◆ **Aim of the exercise**
Restate all data exactly. No images.

(Beginning of Stored data)

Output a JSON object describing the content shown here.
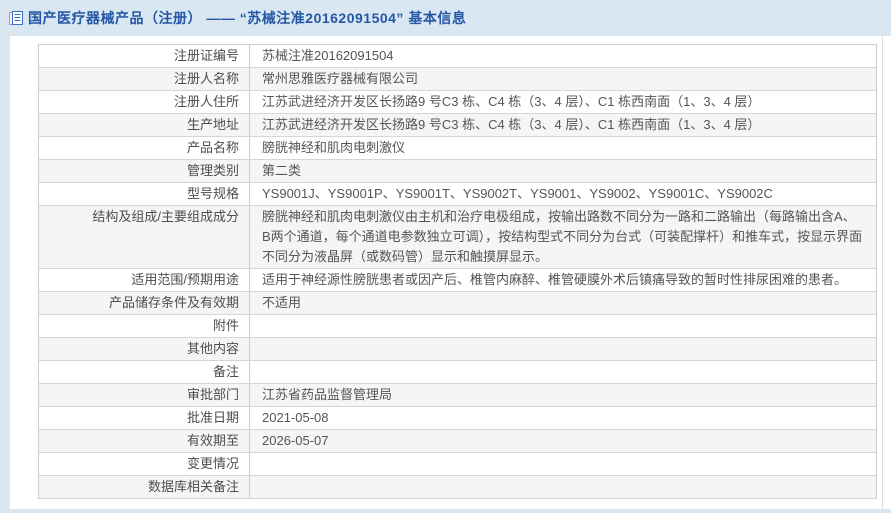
{
  "colors": {
    "page_background": "#d9e7f3",
    "title_blue": "#2456a4",
    "row_stripe": "#f5f5f5",
    "table_border": "#cccccc",
    "text_gray": "#555555"
  },
  "header": {
    "icon": "document-icon",
    "title": "国产医疗器械产品（注册） —— “苏械注准20162091504” 基本信息"
  },
  "table": {
    "rows": [
      {
        "label": "注册证编号",
        "value": "苏械注准20162091504"
      },
      {
        "label": "注册人名称",
        "value": "常州思雅医疗器械有限公司"
      },
      {
        "label": "注册人住所",
        "value": "江苏武进经济开发区长扬路9 号C3 栋、C4 栋（3、4 层）、C1 栋西南面（1、3、4 层）"
      },
      {
        "label": "生产地址",
        "value": "江苏武进经济开发区长扬路9 号C3 栋、C4 栋（3、4 层）、C1 栋西南面（1、3、4 层）"
      },
      {
        "label": "产品名称",
        "value": "膀胱神经和肌肉电刺激仪"
      },
      {
        "label": "管理类别",
        "value": "第二类"
      },
      {
        "label": "型号规格",
        "value": "YS9001J、YS9001P、YS9001T、YS9002T、YS9001、YS9002、YS9001C、YS9002C"
      },
      {
        "label": "结构及组成/主要组成成分",
        "value": "膀胱神经和肌肉电刺激仪由主机和治疗电极组成，按输出路数不同分为一路和二路输出（每路输出含A、B两个通道，每个通道电参数独立可调），按结构型式不同分为台式（可装配撑杆）和推车式，按显示界面不同分为液晶屏（或数码管）显示和触摸屏显示。"
      },
      {
        "label": "适用范围/预期用途",
        "value": "适用于神经源性膀胱患者或因产后、椎管内麻醉、椎管硬膜外术后镇痛导致的暂时性排尿困难的患者。"
      },
      {
        "label": "产品储存条件及有效期",
        "value": "不适用"
      },
      {
        "label": "附件",
        "value": ""
      },
      {
        "label": "其他内容",
        "value": ""
      },
      {
        "label": "备注",
        "value": ""
      },
      {
        "label": "审批部门",
        "value": "江苏省药品监督管理局"
      },
      {
        "label": "批准日期",
        "value": "2021-05-08"
      },
      {
        "label": "有效期至",
        "value": "2026-05-07"
      },
      {
        "label": "变更情况",
        "value": ""
      },
      {
        "label": "数据库相关备注",
        "value": ""
      }
    ]
  }
}
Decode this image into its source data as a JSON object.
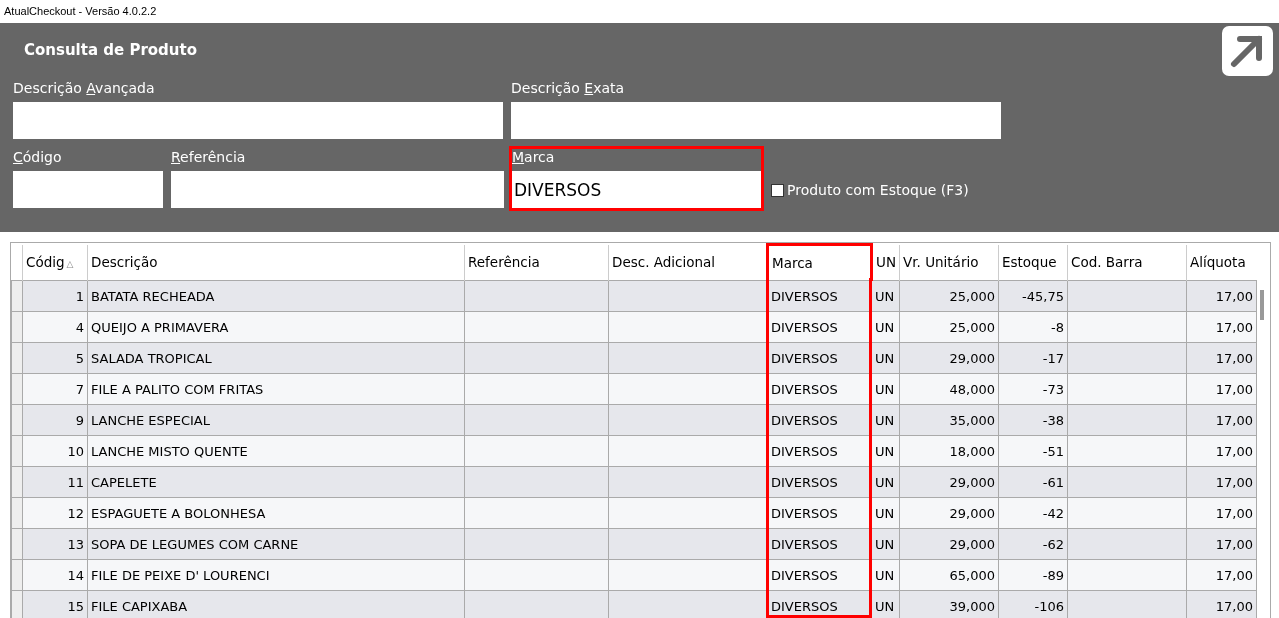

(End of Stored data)

◆ **Output for this exercise**
Output a JSON object describing the content shown here.
{
  "colors": {
    "page_background": "#d9e7f3",
    "title_blue": "#2456a4",
    "row_stripe": "#f5f5f5",
    "table_border": "#cccccc",
    "text_gray": "#555555"
  },
  "header": {
    "icon": "document-icon",
    "title": "国产医疗器械产品（注册） —— “苏械注准20162091504” 基本信息"
  },
  "table": {
    "rows": [
      {
        "label": "注册证编号",
        "value": "苏械注准20162091504"
      },
      {
        "label": "注册人名称",
        "value": "常州思雅医疗器械有限公司"
      },
      {
        "label": "注册人住所",
        "value": "江苏武进经济开发区长扬路9 号C3 栋、C4 栋（3、4 层）、C1 栋西南面（1、3、4 层）"
      },
      {
        "label": "生产地址",
        "value": "江苏武进经济开发区长扬路9 号C3 栋、C4 栋（3、4 层）、C1 栋西南面（1、3、4 层）"
      },
      {
        "label": "产品名称",
        "value": "膀胱神经和肌肉电刺激仪"
      },
      {
        "label": "管理类别",
        "value": "第二类"
      },
      {
        "label": "型号规格",
        "value": "YS9001J、YS9001P、YS9001T、YS9002T、YS9001、YS9002、YS9001C、YS9002C"
      },
      {
        "label": "结构及组成/主要组成成分",
        "value": "膀胱神经和肌肉电刺激仪由主机和治疗电极组成，按输出路数不同分为一路和二路输出（每路输出含A、B两个通道，每个通道电参数独立可调），按结构型式不同分为台式（可装配撑杆）和推车式，按显示界面不同分为液晶屏（或数码管）显示和触摸屏显示。"
      },
      {
        "label": "适用范围/预期用途",
        "value": "适用于神经源性膀胱患者或因产后、椎管内麻醉、椎管硬膜外术后镇痛导致的暂时性排尿困难的患者。"
      },
      {
        "label": "产品储存条件及有效期",
        "value": "不适用"
      },
      {
        "label": "附件",
        "value": ""
      },
      {
        "label": "其他内容",
        "value": ""
      },
      {
        "label": "备注",
        "value": ""
      },
      {
        "label": "审批部门",
        "value": "江苏省药品监督管理局"
      },
      {
        "label": "批准日期",
        "value": "2021-05-08"
      },
      {
        "label": "有效期至",
        "value": "2026-05-07"
      },
      {
        "label": "变更情况",
        "value": ""
      },
      {
        "label": "数据库相关备注",
        "value": ""
      }
    ]
  }
}
Decode this image into its source data as a JSON object.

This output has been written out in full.